Use the operators OR or , to broaden your search when you'd like either of
multiple terms to appear in results. (This is the default behavior of our search when no operators
are used.) For example, search for democrat OR republican to find results that refer to
Democrats and/or Republicans.
Use NOT or - to subtract results from your search. For
example, searching Disney will yield results about the Walt Disney Company as well as Walt Disney
World Resort. To exclude mentions of Disney World, search for Disney -World or Disney
When using one of these operators with a phrase, enclose it in quotation marks. For example, you can
find results about smartphones excluding Apple's iPhone 4S by searching smartphone -"iPhone
Exact case matching or punctuation
If you're searching for a brand name or keyword that relies on specific punctuation marks or capitalization, you can
find results that match your exact query by adding matchcase: before the keyword you're searching for, like matchcase:E*TRADE .
Use parentheses to separate multiple
boolean phrases. For example, to find journalists talking about having fun in Disney World or
Disneyland, search for ("disney world" OR disneyland) AND fun.
An asterisk can be used to search for any variation of a root word truncated by the asterisk. For example, searching for admin* will return results for administrator, administration, administer, administered, etc.
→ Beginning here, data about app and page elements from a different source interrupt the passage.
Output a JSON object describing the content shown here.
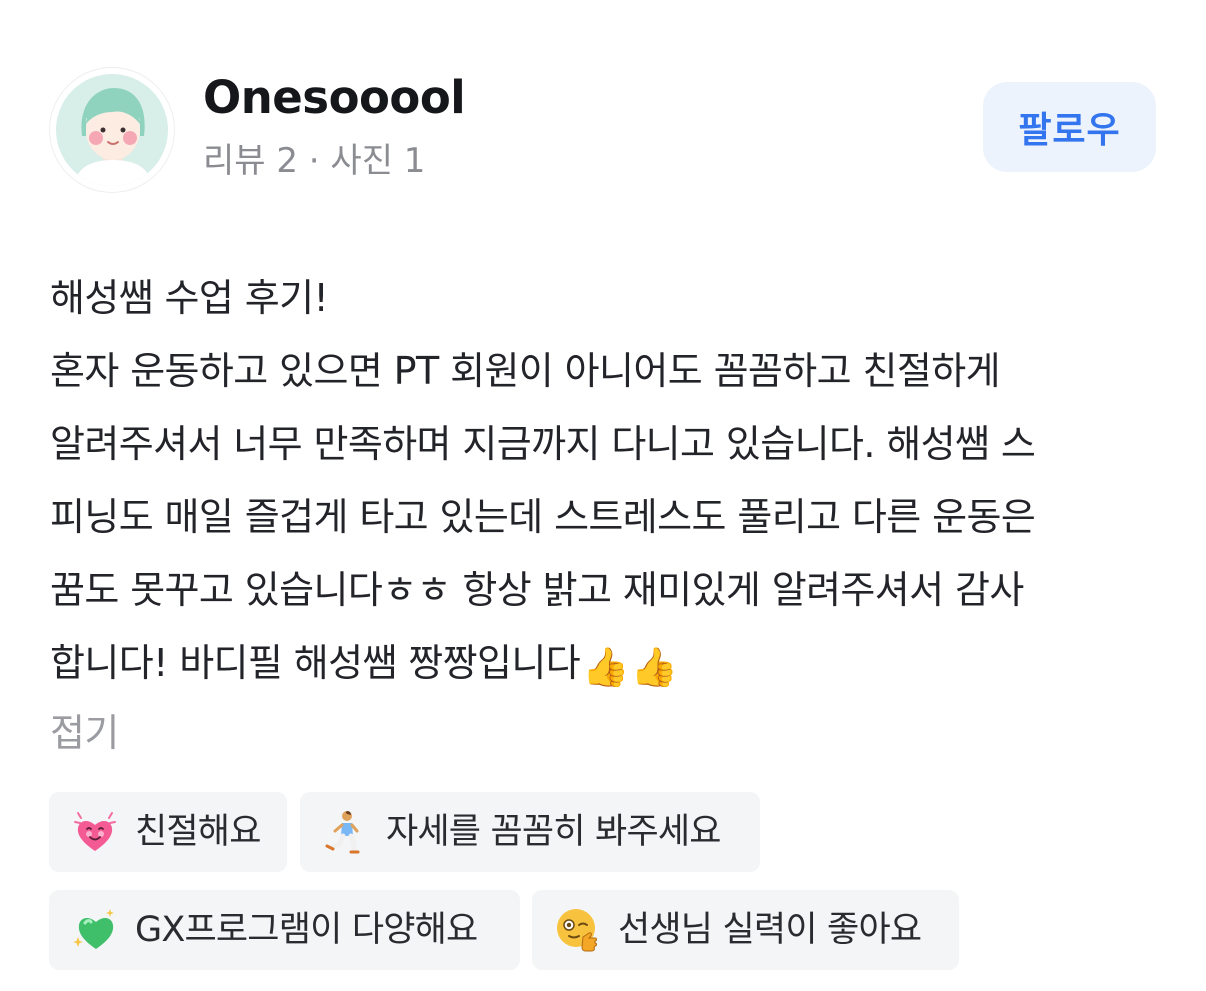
{
  "profile": {
    "username": "Onesooool",
    "stats": "리뷰 2 · 사진 1",
    "avatar_icon": "avatar-illustration-icon"
  },
  "follow_button": {
    "label": "팔로우",
    "color": "#3374ef",
    "background": "#edf3fd"
  },
  "review": {
    "lines": [
      "해성쌤 수업 후기!",
      "혼자 운동하고 있으면 PT 회원이 아니어도 꼼꼼하고 친절하게",
      "알려주셔서 너무 만족하며 지금까지 다니고 있습니다. 해성쌤 스",
      "피닝도 매일 즐겁게 타고 있는데 스트레스도 풀리고 다른 운동은",
      "꿈도 못꾸고 있습니다ㅎㅎ 항상 밝고 재미있게 알려주셔서 감사",
      "합니다! 바디필 해성쌤 짱짱입니다"
    ],
    "trailing_emojis": [
      "👍",
      "👍"
    ],
    "fold_label": "접기"
  },
  "tags": [
    {
      "label": "친절해요",
      "icon": "pink-heart-face-icon"
    },
    {
      "label": "자세를 꼼꼼히 봐주세요",
      "icon": "kneeling-person-icon"
    },
    {
      "label": "GX프로그램이 다양해요",
      "icon": "sparkling-green-heart-icon"
    },
    {
      "label": "선생님 실력이 좋아요",
      "icon": "winking-thumbs-face-icon"
    }
  ]
}
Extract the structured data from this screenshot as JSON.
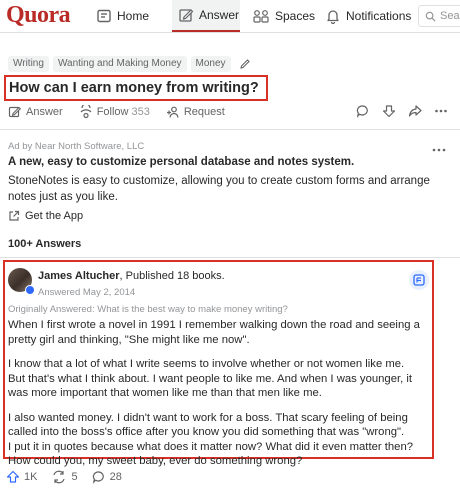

A near operator is an AND operator where you can control the distance between the words. You can vary the distance the near operation uses by adding a forward slash and number (between 0-99) such as strawberries NEAR/10 "whipped cream", which means the strawberries must exist within 10 words of "whipped cream".